Goal of the exercise - Which lines of the records hold the string "badge"? Report only how many of them there are.

Stored entries -
§ §

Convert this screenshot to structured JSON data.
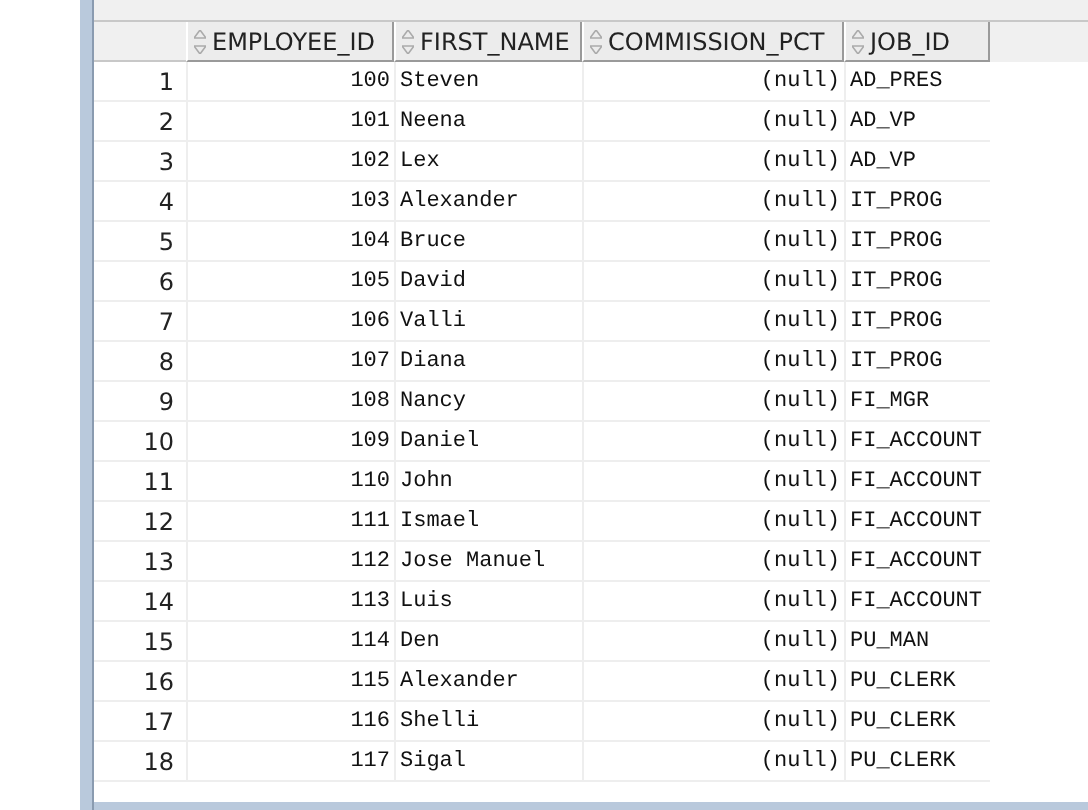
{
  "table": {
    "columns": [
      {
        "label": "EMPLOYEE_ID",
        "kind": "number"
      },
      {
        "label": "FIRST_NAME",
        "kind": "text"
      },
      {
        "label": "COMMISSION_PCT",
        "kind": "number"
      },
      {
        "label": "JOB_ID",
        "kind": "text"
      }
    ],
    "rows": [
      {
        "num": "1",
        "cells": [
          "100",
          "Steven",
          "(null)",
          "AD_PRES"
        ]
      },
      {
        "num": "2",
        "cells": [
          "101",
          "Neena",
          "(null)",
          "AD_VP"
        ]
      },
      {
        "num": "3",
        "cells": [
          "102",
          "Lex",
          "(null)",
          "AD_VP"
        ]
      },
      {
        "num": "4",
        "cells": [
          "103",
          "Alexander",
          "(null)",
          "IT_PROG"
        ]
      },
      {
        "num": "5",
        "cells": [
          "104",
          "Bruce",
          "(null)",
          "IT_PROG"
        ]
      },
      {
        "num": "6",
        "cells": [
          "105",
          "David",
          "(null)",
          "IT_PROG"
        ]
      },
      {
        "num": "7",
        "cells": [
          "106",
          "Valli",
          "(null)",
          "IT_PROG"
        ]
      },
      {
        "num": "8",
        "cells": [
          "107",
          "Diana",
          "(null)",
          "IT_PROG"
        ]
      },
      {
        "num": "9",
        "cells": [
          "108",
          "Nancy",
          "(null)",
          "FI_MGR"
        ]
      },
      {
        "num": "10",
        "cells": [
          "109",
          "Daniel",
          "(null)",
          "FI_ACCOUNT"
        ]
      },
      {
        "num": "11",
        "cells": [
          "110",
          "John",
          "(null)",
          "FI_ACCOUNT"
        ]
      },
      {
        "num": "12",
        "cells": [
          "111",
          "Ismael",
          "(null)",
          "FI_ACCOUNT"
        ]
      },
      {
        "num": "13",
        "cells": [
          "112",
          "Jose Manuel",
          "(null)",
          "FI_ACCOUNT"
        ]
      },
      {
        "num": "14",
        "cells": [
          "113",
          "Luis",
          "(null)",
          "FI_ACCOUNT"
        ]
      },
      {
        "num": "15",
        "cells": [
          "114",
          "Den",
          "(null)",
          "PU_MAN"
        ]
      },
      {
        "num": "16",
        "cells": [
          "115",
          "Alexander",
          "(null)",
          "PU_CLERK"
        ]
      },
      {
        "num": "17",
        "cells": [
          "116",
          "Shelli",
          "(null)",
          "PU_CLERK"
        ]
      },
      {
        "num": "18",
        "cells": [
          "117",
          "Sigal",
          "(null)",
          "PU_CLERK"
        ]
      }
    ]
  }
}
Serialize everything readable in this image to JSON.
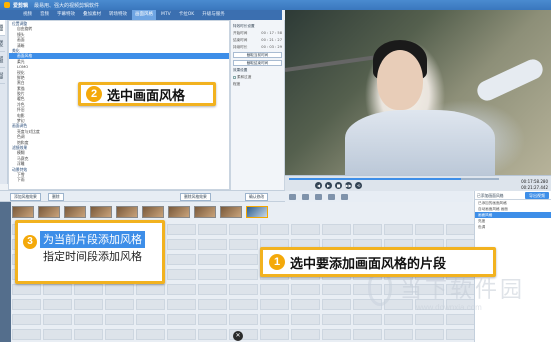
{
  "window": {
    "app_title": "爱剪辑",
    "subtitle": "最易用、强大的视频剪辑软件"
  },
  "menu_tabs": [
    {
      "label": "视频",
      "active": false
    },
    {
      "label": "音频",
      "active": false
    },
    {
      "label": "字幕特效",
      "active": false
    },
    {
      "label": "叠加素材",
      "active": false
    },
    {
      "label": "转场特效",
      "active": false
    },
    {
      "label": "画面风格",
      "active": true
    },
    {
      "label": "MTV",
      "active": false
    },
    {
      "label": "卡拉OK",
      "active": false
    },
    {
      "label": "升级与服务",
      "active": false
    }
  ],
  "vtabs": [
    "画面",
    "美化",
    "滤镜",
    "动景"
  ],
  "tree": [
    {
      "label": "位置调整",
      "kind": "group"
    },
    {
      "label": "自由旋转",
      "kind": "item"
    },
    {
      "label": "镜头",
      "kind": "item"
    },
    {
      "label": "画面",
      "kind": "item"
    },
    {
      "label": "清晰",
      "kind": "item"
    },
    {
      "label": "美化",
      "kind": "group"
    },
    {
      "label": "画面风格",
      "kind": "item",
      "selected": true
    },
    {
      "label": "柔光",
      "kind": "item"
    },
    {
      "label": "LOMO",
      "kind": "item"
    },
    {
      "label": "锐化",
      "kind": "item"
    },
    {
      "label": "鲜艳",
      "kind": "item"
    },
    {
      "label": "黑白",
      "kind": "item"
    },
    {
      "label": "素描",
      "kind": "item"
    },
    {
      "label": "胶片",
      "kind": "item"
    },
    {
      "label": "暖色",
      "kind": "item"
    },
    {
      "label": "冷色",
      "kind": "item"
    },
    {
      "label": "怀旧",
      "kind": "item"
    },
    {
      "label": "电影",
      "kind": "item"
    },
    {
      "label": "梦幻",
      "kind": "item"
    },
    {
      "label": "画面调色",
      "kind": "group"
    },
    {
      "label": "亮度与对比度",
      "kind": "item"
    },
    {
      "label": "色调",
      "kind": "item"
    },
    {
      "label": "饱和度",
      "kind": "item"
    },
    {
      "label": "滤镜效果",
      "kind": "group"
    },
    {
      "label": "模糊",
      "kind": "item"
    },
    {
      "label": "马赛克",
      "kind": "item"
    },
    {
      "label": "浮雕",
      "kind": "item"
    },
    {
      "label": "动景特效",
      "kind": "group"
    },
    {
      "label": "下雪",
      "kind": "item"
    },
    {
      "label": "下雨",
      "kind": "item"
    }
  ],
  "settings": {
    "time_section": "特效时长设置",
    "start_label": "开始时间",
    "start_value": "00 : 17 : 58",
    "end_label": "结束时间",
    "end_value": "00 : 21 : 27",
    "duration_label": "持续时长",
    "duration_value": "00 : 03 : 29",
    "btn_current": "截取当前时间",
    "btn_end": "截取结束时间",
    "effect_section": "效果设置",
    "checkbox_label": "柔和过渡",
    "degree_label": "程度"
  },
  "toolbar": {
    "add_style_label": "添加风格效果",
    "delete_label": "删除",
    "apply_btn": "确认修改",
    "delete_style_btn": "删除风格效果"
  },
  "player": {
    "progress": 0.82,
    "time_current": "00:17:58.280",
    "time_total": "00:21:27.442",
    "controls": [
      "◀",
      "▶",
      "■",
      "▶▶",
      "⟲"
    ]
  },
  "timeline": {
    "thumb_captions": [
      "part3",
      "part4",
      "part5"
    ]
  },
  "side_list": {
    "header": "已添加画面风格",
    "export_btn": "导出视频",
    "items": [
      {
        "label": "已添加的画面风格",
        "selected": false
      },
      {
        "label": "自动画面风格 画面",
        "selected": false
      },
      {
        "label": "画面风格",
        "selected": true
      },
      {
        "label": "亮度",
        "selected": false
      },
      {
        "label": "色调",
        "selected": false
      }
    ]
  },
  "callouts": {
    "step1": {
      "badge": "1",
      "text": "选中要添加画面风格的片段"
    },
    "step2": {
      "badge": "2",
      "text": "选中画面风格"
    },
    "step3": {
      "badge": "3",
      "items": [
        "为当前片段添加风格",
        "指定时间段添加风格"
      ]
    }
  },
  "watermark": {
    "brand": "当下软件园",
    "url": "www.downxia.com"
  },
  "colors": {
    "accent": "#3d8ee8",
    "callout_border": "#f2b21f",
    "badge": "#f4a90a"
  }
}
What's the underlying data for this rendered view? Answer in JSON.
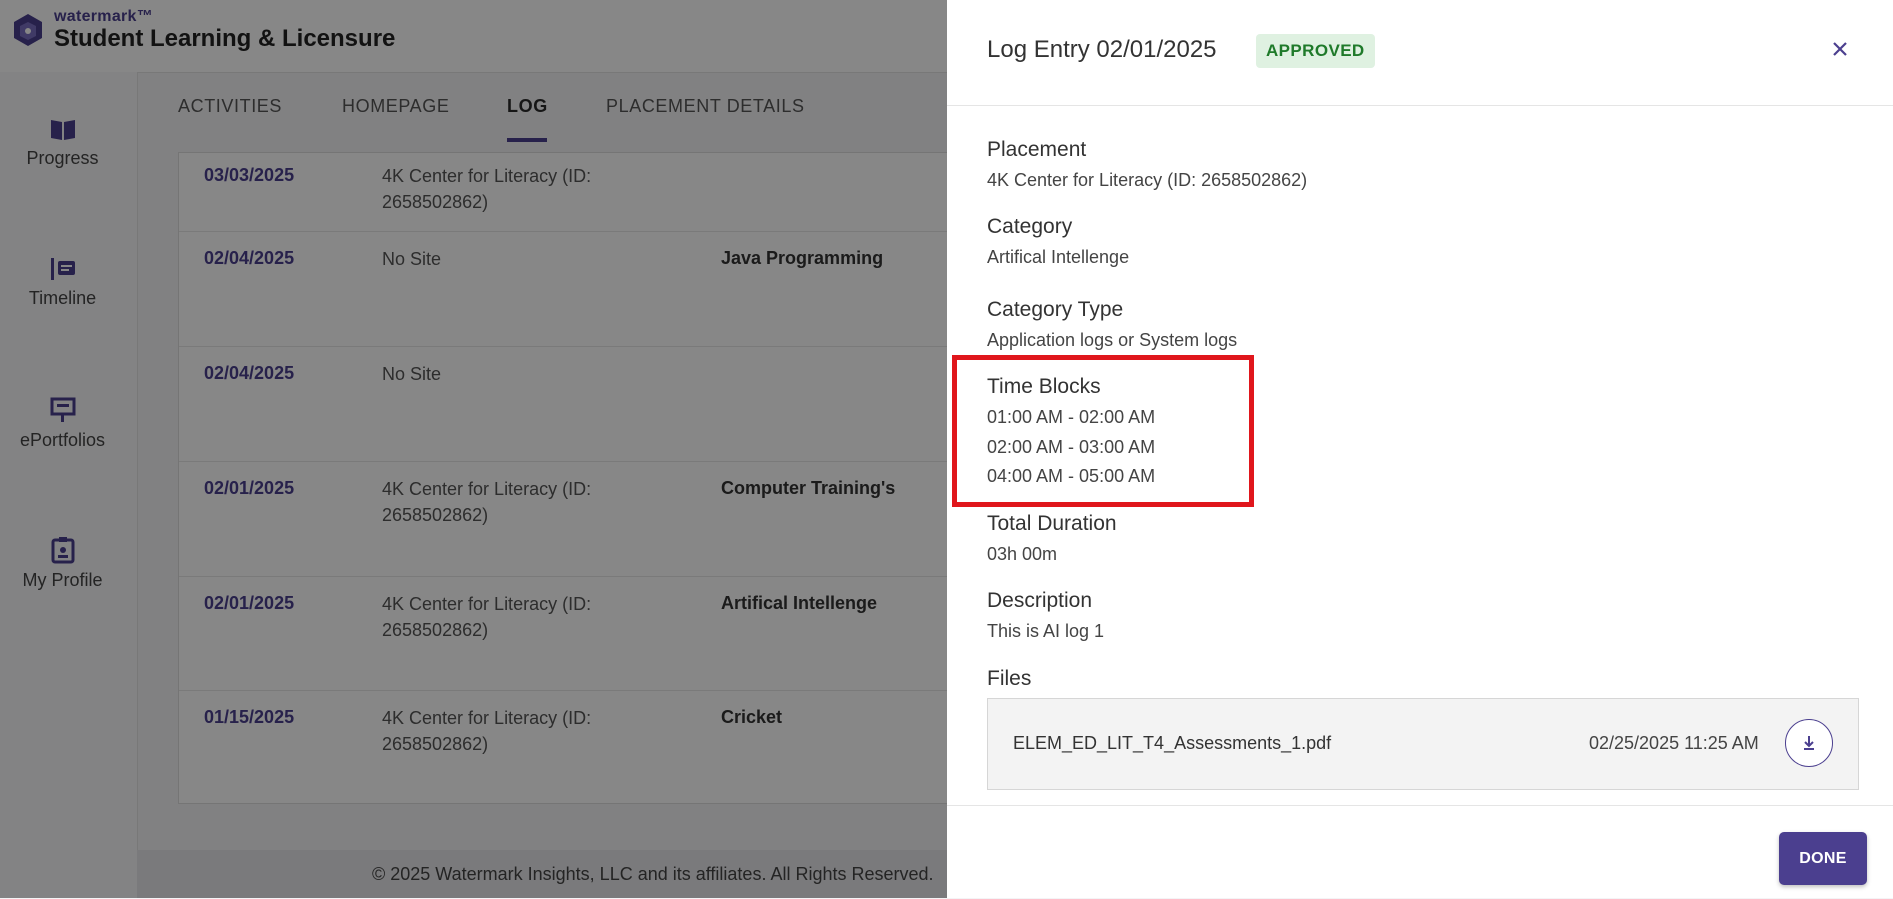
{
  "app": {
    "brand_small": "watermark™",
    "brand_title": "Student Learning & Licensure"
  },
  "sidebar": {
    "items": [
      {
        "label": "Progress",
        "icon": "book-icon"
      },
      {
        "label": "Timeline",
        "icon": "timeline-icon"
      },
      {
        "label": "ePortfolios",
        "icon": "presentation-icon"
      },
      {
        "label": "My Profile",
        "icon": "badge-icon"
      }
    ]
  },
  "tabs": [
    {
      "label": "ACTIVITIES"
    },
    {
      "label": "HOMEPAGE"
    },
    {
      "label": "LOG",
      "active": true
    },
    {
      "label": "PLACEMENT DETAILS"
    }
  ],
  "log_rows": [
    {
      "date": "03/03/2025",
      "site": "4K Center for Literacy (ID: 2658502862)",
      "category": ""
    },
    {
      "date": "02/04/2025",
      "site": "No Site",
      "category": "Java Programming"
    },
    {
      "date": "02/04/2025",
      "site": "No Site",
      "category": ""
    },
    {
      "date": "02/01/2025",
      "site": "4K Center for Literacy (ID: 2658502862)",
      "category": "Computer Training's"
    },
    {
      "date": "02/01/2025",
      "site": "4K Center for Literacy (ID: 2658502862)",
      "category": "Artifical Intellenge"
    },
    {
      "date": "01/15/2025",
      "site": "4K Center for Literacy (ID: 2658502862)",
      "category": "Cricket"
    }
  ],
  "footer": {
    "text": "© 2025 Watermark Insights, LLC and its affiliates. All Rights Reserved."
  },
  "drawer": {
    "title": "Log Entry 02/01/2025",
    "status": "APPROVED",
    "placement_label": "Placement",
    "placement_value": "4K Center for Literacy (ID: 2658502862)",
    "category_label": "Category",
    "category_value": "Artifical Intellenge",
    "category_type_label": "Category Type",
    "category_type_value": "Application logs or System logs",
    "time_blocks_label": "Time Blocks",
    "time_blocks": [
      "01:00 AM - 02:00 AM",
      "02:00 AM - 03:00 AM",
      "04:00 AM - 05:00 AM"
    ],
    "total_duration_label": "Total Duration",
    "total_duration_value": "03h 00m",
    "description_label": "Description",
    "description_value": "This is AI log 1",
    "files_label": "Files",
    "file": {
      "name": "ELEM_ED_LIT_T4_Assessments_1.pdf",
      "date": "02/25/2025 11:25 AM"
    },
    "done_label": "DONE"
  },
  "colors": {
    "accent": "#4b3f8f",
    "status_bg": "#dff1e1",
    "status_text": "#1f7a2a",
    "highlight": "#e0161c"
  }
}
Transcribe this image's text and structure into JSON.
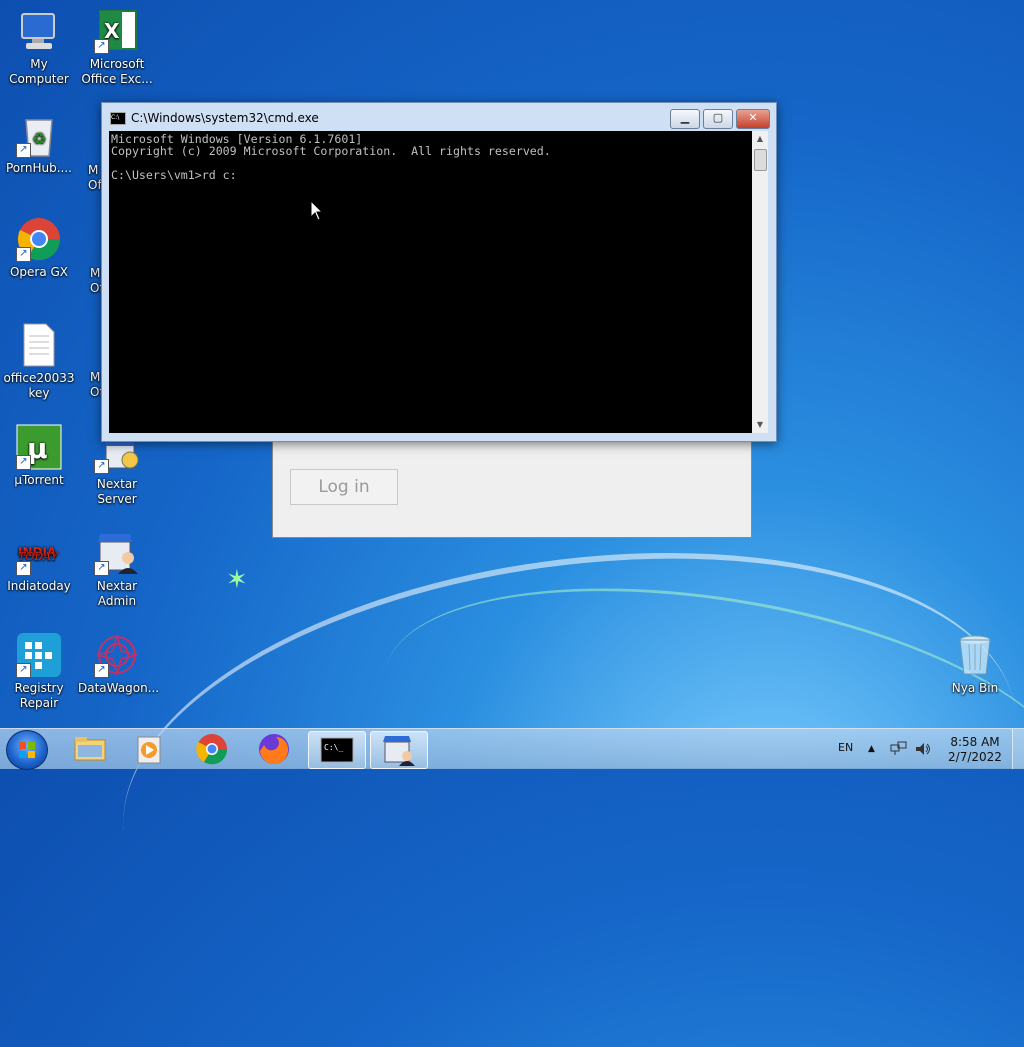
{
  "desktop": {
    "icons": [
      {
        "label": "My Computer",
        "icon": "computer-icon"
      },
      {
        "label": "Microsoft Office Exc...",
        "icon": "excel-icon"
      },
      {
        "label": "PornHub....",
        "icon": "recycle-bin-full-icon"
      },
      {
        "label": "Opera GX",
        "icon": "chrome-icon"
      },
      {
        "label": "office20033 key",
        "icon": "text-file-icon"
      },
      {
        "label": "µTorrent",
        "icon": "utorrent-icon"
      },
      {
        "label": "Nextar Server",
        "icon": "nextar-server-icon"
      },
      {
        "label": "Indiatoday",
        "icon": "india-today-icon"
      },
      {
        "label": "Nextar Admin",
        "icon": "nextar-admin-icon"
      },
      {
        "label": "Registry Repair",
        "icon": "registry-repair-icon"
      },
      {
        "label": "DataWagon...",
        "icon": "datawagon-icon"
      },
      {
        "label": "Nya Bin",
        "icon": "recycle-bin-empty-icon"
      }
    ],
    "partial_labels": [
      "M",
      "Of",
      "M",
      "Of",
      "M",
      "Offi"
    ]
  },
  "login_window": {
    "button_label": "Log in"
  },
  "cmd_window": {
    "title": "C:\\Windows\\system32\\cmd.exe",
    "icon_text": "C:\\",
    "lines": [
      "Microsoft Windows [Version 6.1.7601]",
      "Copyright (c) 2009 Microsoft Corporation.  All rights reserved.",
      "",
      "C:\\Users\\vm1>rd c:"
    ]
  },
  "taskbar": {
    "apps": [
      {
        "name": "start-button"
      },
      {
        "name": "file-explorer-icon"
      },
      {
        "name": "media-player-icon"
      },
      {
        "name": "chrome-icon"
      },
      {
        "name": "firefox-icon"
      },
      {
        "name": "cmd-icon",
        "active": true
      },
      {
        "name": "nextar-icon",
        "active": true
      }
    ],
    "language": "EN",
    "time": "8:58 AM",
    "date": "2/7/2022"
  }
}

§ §

Written solution - 5